Worker Fatally Injured in Rock Crusher Explosion

Shortly after starting up the rock crusher for a day’s production, the operator spotted smoke coming from the transmission housing. The operator immediately went to disengage the clutch and look for the source of the smoke. At that instant, the transmission blew apart with the debris causing a fatal wound. One 90-kilogram (200-pound) piece flew 5.5 metres (18 feet), striking a payloader.

The WorkSafeNB investigation determined the crusher had been properly lubricated, with operational repairs made as required. However, maintenance records were not documented, nor was there a maintenance schedule.
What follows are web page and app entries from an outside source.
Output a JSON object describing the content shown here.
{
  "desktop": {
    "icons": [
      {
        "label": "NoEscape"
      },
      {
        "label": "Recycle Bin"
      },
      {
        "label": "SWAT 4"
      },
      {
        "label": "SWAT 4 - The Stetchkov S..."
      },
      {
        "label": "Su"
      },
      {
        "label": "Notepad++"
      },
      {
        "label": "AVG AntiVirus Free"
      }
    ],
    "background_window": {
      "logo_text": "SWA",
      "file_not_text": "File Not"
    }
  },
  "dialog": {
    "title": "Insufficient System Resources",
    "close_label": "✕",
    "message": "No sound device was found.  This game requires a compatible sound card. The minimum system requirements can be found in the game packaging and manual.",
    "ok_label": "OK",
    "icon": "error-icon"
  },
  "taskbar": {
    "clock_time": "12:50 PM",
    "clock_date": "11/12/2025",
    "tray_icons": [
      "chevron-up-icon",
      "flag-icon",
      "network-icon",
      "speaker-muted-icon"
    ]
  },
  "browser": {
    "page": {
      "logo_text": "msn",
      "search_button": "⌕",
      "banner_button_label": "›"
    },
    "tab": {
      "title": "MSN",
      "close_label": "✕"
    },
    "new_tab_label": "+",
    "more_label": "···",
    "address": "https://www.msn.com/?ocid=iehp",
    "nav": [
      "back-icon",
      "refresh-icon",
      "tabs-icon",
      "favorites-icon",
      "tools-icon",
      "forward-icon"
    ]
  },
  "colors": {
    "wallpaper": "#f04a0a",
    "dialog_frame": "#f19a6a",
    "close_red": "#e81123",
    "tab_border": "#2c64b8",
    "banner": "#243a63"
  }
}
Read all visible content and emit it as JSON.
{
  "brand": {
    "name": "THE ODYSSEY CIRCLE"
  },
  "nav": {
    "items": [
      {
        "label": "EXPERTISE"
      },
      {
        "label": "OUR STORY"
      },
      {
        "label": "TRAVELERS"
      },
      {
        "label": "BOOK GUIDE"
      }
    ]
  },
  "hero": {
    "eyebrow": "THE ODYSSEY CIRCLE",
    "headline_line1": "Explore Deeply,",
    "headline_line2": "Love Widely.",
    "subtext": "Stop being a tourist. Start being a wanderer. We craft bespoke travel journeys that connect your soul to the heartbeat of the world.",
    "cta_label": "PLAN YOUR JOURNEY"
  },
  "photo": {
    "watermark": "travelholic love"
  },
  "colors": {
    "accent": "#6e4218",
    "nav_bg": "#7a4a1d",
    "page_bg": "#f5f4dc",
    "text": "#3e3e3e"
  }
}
The drive assembly typically requires 12 to 18 belts on the drive spool. For this, the supplier recommends belts for each position. Operators typically wait until it is necessary to replace an entire set of belts. To compensate for having fewer drive belts, operators must increase the tension on the remaining belts. This results in a condition known as “side loading.” This condition increases the load on the clutch assembly, potentially causing the seal to leak and create excessive wear on the clutch, leading to overheating. Should the bearing lose lubrication fully, the result is an explosive disintegration of the transmission.

Recommended Preventive Action

  1. Schedule maintenance (such as all lubrication and bearing inspections), track hours of operation, and above all document all the work (lubrication by type and location, repairs made, alterations, etc.).
  2. Apply the proper tension to the drive belts as per manufacturer’s specifications.
  3. Match the capacity of the drive unit to that of the clutch assembly.
  4. Follow all supplier recommended preventive maintenance schedules.
  5. Do not exceed manufacturer’s recommended limits for side-pull loading.

Reprinted April 2015

1 800 999-9775